**Work to complete**
Lines containing the word "image": say how many there are in the listing, with only the number as the answer.
○ ○ ○ ○ ○ ○ ○
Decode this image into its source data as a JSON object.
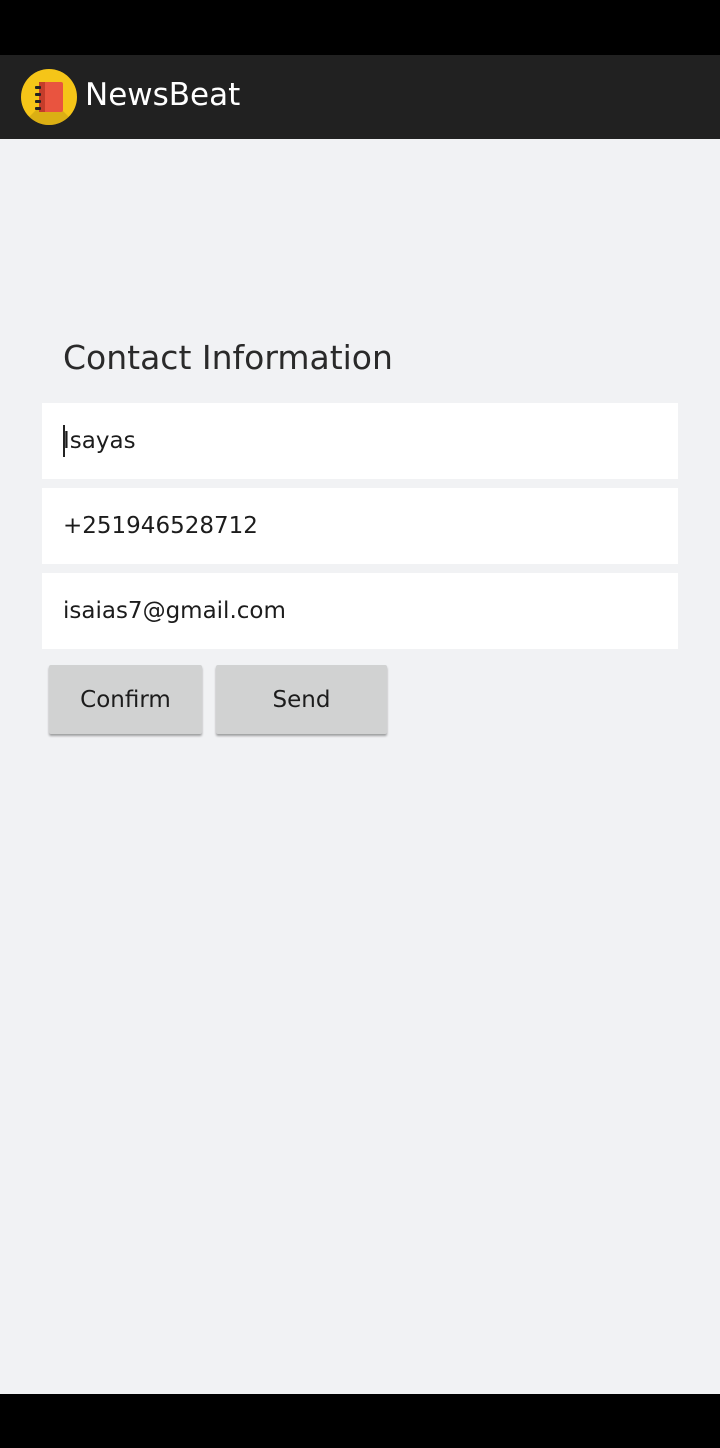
{
  "app": {
    "title": "NewsBeat",
    "logo_icon": "notebook-icon",
    "colors": {
      "app_bar": "#212121",
      "background": "#f1f2f4",
      "logo": "#f5c518",
      "button": "#d1d2d2"
    }
  },
  "contact": {
    "heading": "Contact Information",
    "name_value": "Isayas",
    "phone_value": "+251946528712",
    "email_value": "isaias7@gmail.com"
  },
  "actions": {
    "confirm_label": "Confirm",
    "send_label": "Send"
  }
}
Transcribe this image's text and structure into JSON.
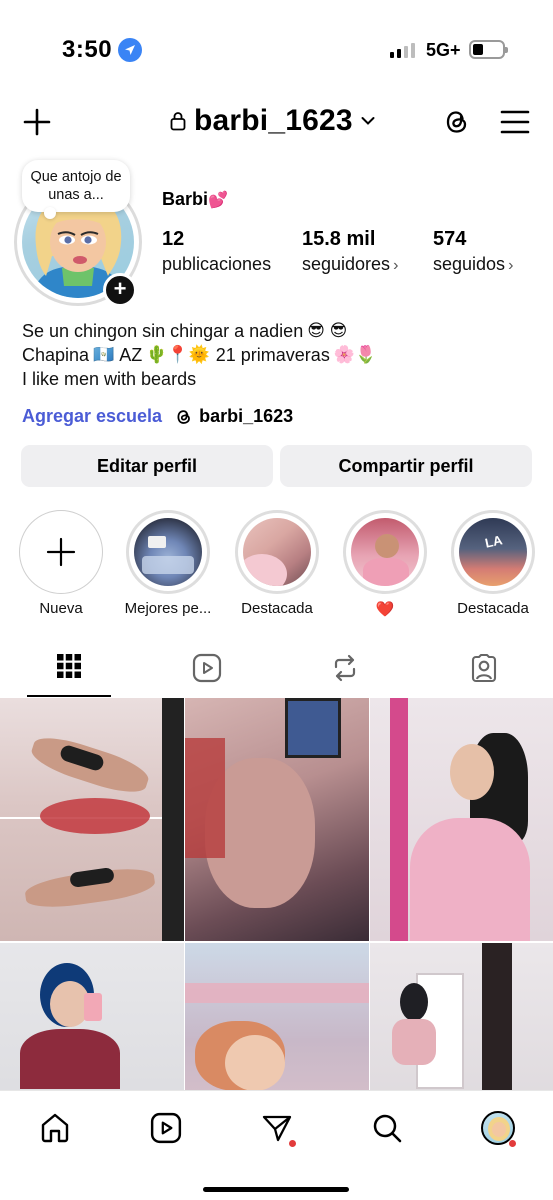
{
  "status_bar": {
    "time": "3:50",
    "network": "5G+",
    "signal_bars_active": 2,
    "signal_bars_total": 4,
    "battery_level": 0.35
  },
  "header": {
    "username": "barbi_1623",
    "icons": [
      "plus-icon",
      "lock-icon",
      "chevron-down-icon",
      "threads-icon",
      "menu-icon"
    ]
  },
  "profile": {
    "note": "Que antojo de unas a...",
    "display_name": "Barbi",
    "display_name_emoji": "💕",
    "stats": [
      {
        "value": "12",
        "label": "publicaciones"
      },
      {
        "value": "15.8 mil",
        "label": "seguidores"
      },
      {
        "value": "574",
        "label": "seguidos"
      }
    ],
    "bio": {
      "line1": "Se un chingon sin chingar a nadien",
      "line1_emoji": "😎 😎",
      "line2_a": "Chapina",
      "line2_flag": "🇬🇹",
      "line2_b": "AZ",
      "line2_emoji_a": "🌵📍🌞",
      "line2_c": "21 primaveras",
      "line2_emoji_b": "🌸🌷",
      "line3": "I like men with beards"
    },
    "add_school": "Agregar escuela",
    "threads_handle": "barbi_1623"
  },
  "buttons": {
    "edit": "Editar perfil",
    "share": "Compartir perfil"
  },
  "highlights": [
    {
      "label": "Nueva"
    },
    {
      "label": "Mejores pe..."
    },
    {
      "label": "Destacada"
    },
    {
      "label": "❤️"
    },
    {
      "label": "Destacada"
    }
  ],
  "highlight_overlay_text": "LA",
  "tabs": [
    "grid-icon",
    "reels-icon",
    "reposts-icon",
    "tagged-icon"
  ],
  "active_tab": 0,
  "bottom_nav": [
    "home-icon",
    "reels-icon",
    "messages-icon",
    "search-icon",
    "profile-avatar"
  ],
  "colors": {
    "link_blue": "#4b5cd6",
    "button_bg": "#efeff1",
    "notification_red": "#e23b3b",
    "location_blue": "#3a84f5"
  }
}
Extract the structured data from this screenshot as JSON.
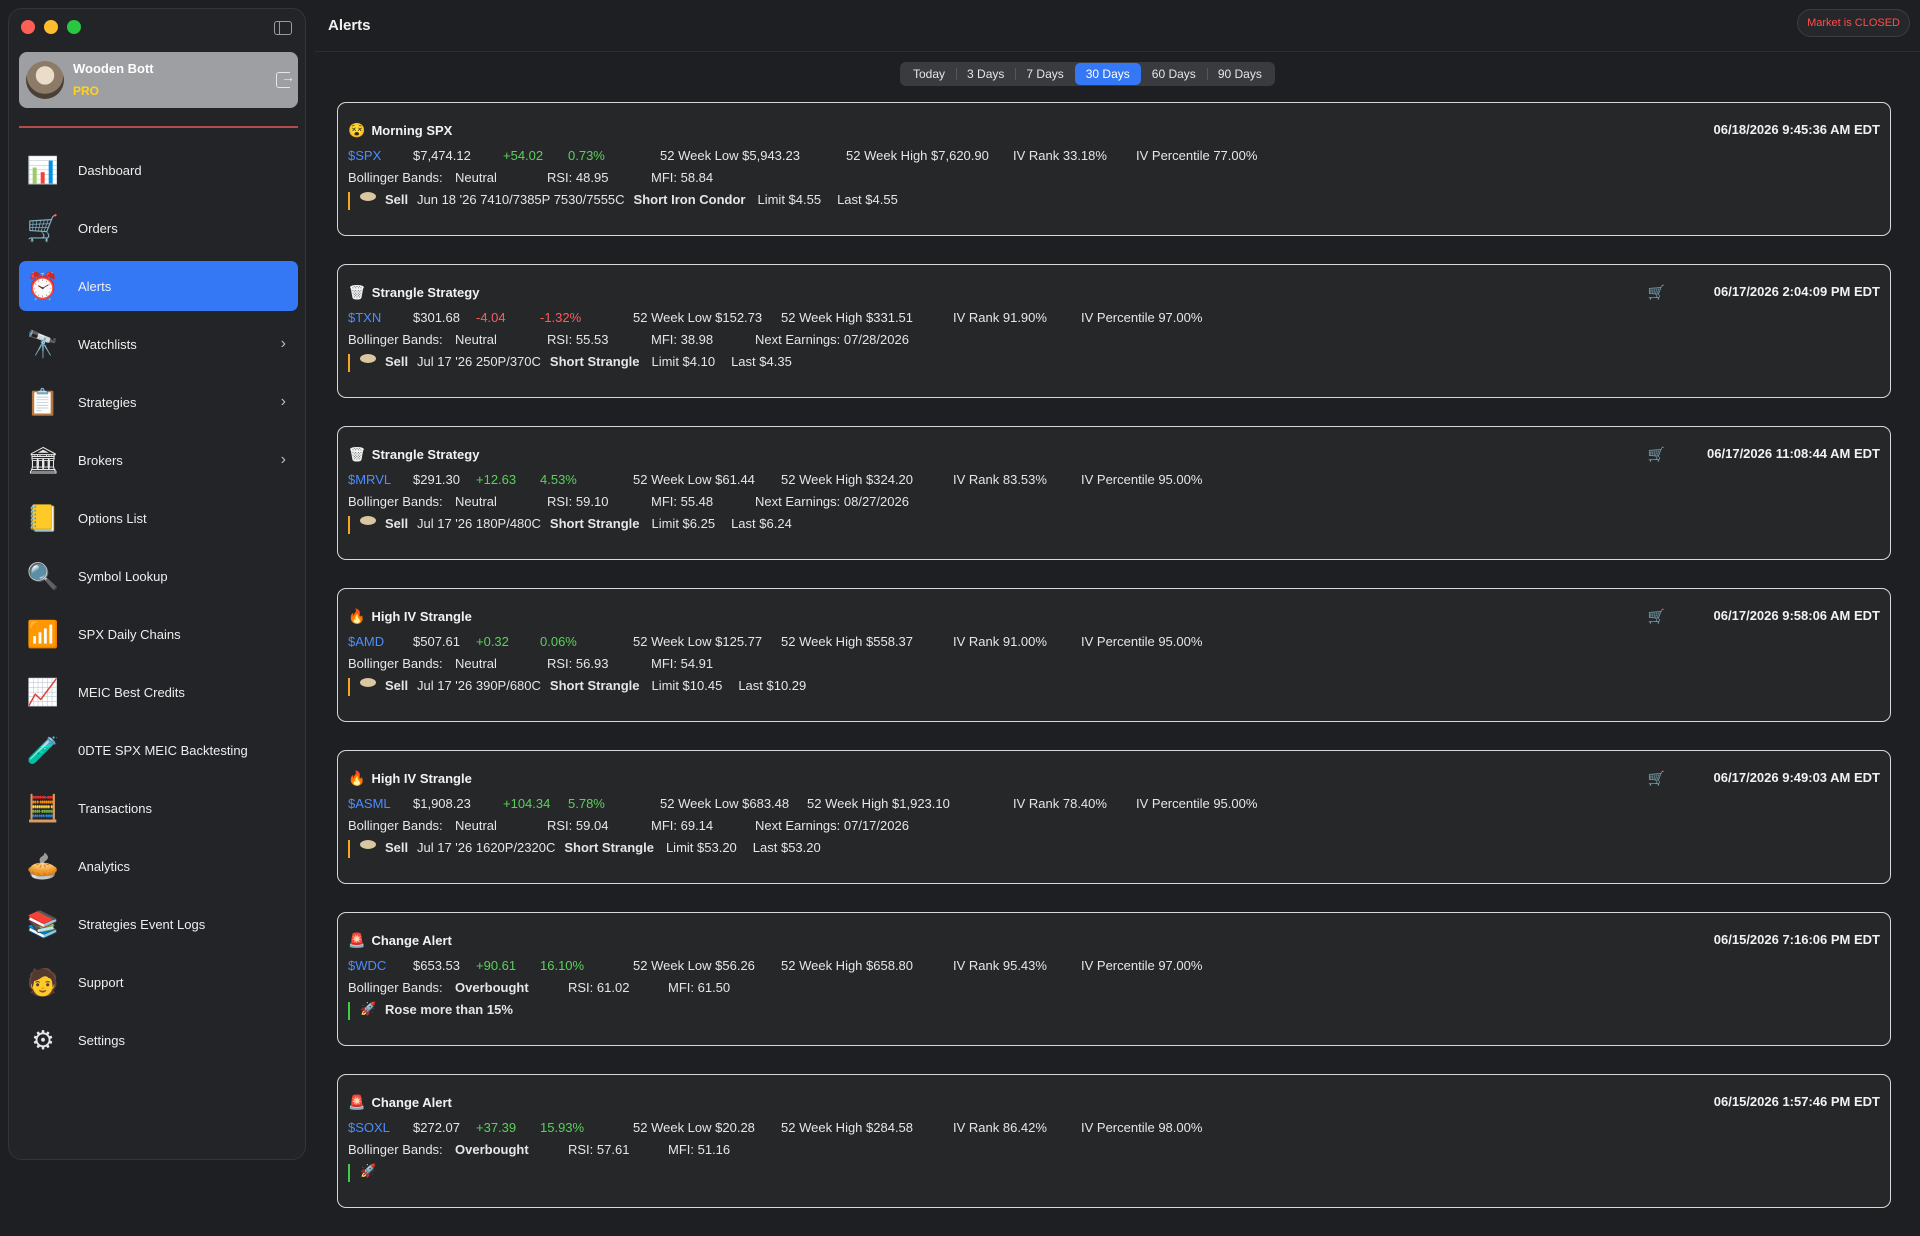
{
  "sidebar": {
    "profile": {
      "name": "Wooden Bott",
      "tier": "PRO"
    },
    "items": [
      {
        "label": "Dashboard",
        "icon": "dashboard-icon",
        "glyph": "📊"
      },
      {
        "label": "Orders",
        "icon": "cart-icon",
        "glyph": "🛒"
      },
      {
        "label": "Alerts",
        "icon": "alarm-clock-icon",
        "glyph": "⏰"
      },
      {
        "label": "Watchlists",
        "icon": "watchlist-icon",
        "glyph": "🔭"
      },
      {
        "label": "Strategies",
        "icon": "strategies-icon",
        "glyph": "📋"
      },
      {
        "label": "Brokers",
        "icon": "bank-icon",
        "glyph": "🏛"
      },
      {
        "label": "Options List",
        "icon": "list-icon",
        "glyph": "📒"
      },
      {
        "label": "Symbol Lookup",
        "icon": "magnifier-icon",
        "glyph": "🔍"
      },
      {
        "label": "SPX Daily Chains",
        "icon": "bar-chart-icon",
        "glyph": "📶"
      },
      {
        "label": "MEIC Best Credits",
        "icon": "chart-dollar-icon",
        "glyph": "📈"
      },
      {
        "label": "0DTE SPX MEIC Backtesting",
        "icon": "flask-icon",
        "glyph": "🧪"
      },
      {
        "label": "Transactions",
        "icon": "calculator-icon",
        "glyph": "🧮"
      },
      {
        "label": "Analytics",
        "icon": "pie-chart-icon",
        "glyph": "🥧"
      },
      {
        "label": "Strategies Event Logs",
        "icon": "binders-icon",
        "glyph": "📚"
      },
      {
        "label": "Support",
        "icon": "support-agent-icon",
        "glyph": "🧑"
      },
      {
        "label": "Settings",
        "icon": "gears-icon",
        "glyph": "⚙"
      }
    ],
    "active_index": 2
  },
  "header": {
    "title": "Alerts",
    "market_status": "Market is CLOSED"
  },
  "filters": {
    "options": [
      "Today",
      "3 Days",
      "7 Days",
      "30 Days",
      "60 Days",
      "90 Days"
    ],
    "selected": "30 Days"
  },
  "alerts": [
    {
      "icon": "😵",
      "icon_name": "emoji-icon",
      "title": "Morning SPX",
      "date": "06/18/2026 9:45:36 AM EDT",
      "cart": false,
      "ticker": "$SPX",
      "price": "$7,474.12",
      "change": "+54.02",
      "change_pct": "0.73%",
      "dir": "pos",
      "low": "52 Week Low $5,943.23",
      "high": "52 Week High $7,620.90",
      "iv_rank": "IV Rank 33.18%",
      "iv_pct": "IV Percentile 77.00%",
      "bb_label": "Bollinger Bands:",
      "bb": "Neutral",
      "bb_bold": false,
      "rsi": "RSI:  48.95",
      "mfi": "MFI:  58.84",
      "earnings": "",
      "action": "Sell",
      "contract": "Jun 18 '26  7410/7385P 7530/7555C",
      "strategy": "Short Iron Condor",
      "limit": "Limit $4.55",
      "last": "Last $4.55",
      "bar": "orange"
    },
    {
      "icon": "🗑",
      "icon_name": "strategy-icon",
      "title": "Strangle Strategy",
      "date": "06/17/2026 2:04:09 PM EDT",
      "cart": true,
      "ticker": "$TXN",
      "price": "$301.68",
      "change": "-4.04",
      "change_pct": "-1.32%",
      "dir": "neg",
      "low": "52 Week Low $152.73",
      "high": "52 Week High $331.51",
      "iv_rank": "IV Rank 91.90%",
      "iv_pct": "IV Percentile 97.00%",
      "bb_label": "Bollinger Bands:",
      "bb": "Neutral",
      "bb_bold": false,
      "rsi": "RSI:  55.53",
      "mfi": "MFI:  38.98",
      "earnings": "Next Earnings: 07/28/2026",
      "action": "Sell",
      "contract": "Jul 17 '26  250P/370C",
      "strategy": "Short Strangle",
      "limit": "Limit $4.10",
      "last": "Last $4.35",
      "bar": "orange"
    },
    {
      "icon": "🗑",
      "icon_name": "strategy-icon",
      "title": "Strangle Strategy",
      "date": "06/17/2026 11:08:44 AM EDT",
      "cart": true,
      "ticker": "$MRVL",
      "price": "$291.30",
      "change": "+12.63",
      "change_pct": "4.53%",
      "dir": "pos",
      "low": "52 Week Low $61.44",
      "high": "52 Week High $324.20",
      "iv_rank": "IV Rank 83.53%",
      "iv_pct": "IV Percentile 95.00%",
      "bb_label": "Bollinger Bands:",
      "bb": "Neutral",
      "bb_bold": false,
      "rsi": "RSI:  59.10",
      "mfi": "MFI:  55.48",
      "earnings": "Next Earnings: 08/27/2026",
      "action": "Sell",
      "contract": "Jul 17 '26  180P/480C",
      "strategy": "Short Strangle",
      "limit": "Limit $6.25",
      "last": "Last $6.24",
      "bar": "orange"
    },
    {
      "icon": "🔥",
      "icon_name": "fire-icon",
      "title": "High IV Strangle",
      "date": "06/17/2026 9:58:06 AM EDT",
      "cart": true,
      "ticker": "$AMD",
      "price": "$507.61",
      "change": "+0.32",
      "change_pct": "0.06%",
      "dir": "pos",
      "low": "52 Week Low $125.77",
      "high": "52 Week High $558.37",
      "iv_rank": "IV Rank 91.00%",
      "iv_pct": "IV Percentile 95.00%",
      "bb_label": "Bollinger Bands:",
      "bb": "Neutral",
      "bb_bold": false,
      "rsi": "RSI:  56.93",
      "mfi": "MFI:  54.91",
      "earnings": "",
      "action": "Sell",
      "contract": "Jul 17 '26  390P/680C",
      "strategy": "Short Strangle",
      "limit": "Limit $10.45",
      "last": "Last $10.29",
      "bar": "orange"
    },
    {
      "icon": "🔥",
      "icon_name": "fire-icon",
      "title": "High IV Strangle",
      "date": "06/17/2026 9:49:03 AM EDT",
      "cart": true,
      "ticker": "$ASML",
      "price": "$1,908.23",
      "change": "+104.34",
      "change_pct": "5.78%",
      "dir": "pos",
      "low": "52 Week Low $683.48",
      "high": "52 Week High $1,923.10",
      "iv_rank": "IV Rank 78.40%",
      "iv_pct": "IV Percentile 95.00%",
      "bb_label": "Bollinger Bands:",
      "bb": "Neutral",
      "bb_bold": false,
      "rsi": "RSI:  59.04",
      "mfi": "MFI:  69.14",
      "earnings": "Next Earnings: 07/17/2026",
      "action": "Sell",
      "contract": "Jul 17 '26  1620P/2320C",
      "strategy": "Short Strangle",
      "limit": "Limit $53.20",
      "last": "Last $53.20",
      "bar": "orange"
    },
    {
      "icon": "🚨",
      "icon_name": "siren-icon",
      "title": "Change Alert",
      "date": "06/15/2026 7:16:06 PM EDT",
      "cart": false,
      "ticker": "$WDC",
      "price": "$653.53",
      "change": "+90.61",
      "change_pct": "16.10%",
      "dir": "pos",
      "low": "52 Week Low $56.26",
      "high": "52 Week High $658.80",
      "iv_rank": "IV Rank 95.43%",
      "iv_pct": "IV Percentile 97.00%",
      "bb_label": "Bollinger Bands:",
      "bb": "Overbought",
      "bb_bold": true,
      "rsi": "RSI:  61.02",
      "mfi": "MFI:  61.50",
      "earnings": "",
      "message": "Rose more than 15%",
      "bar": "green"
    },
    {
      "icon": "🚨",
      "icon_name": "siren-icon",
      "title": "Change Alert",
      "date": "06/15/2026 1:57:46 PM EDT",
      "cart": false,
      "ticker": "$SOXL",
      "price": "$272.07",
      "change": "+37.39",
      "change_pct": "15.93%",
      "dir": "pos",
      "low": "52 Week Low $20.28",
      "high": "52 Week High $284.58",
      "iv_rank": "IV Rank 86.42%",
      "iv_pct": "IV Percentile 98.00%",
      "bb_label": "Bollinger Bands:",
      "bb": "Overbought",
      "bb_bold": true,
      "rsi": "RSI:  57.61",
      "mfi": "MFI:  51.16",
      "earnings": "",
      "message": "",
      "bar": "green"
    }
  ]
}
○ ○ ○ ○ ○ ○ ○
**Exercise result**
2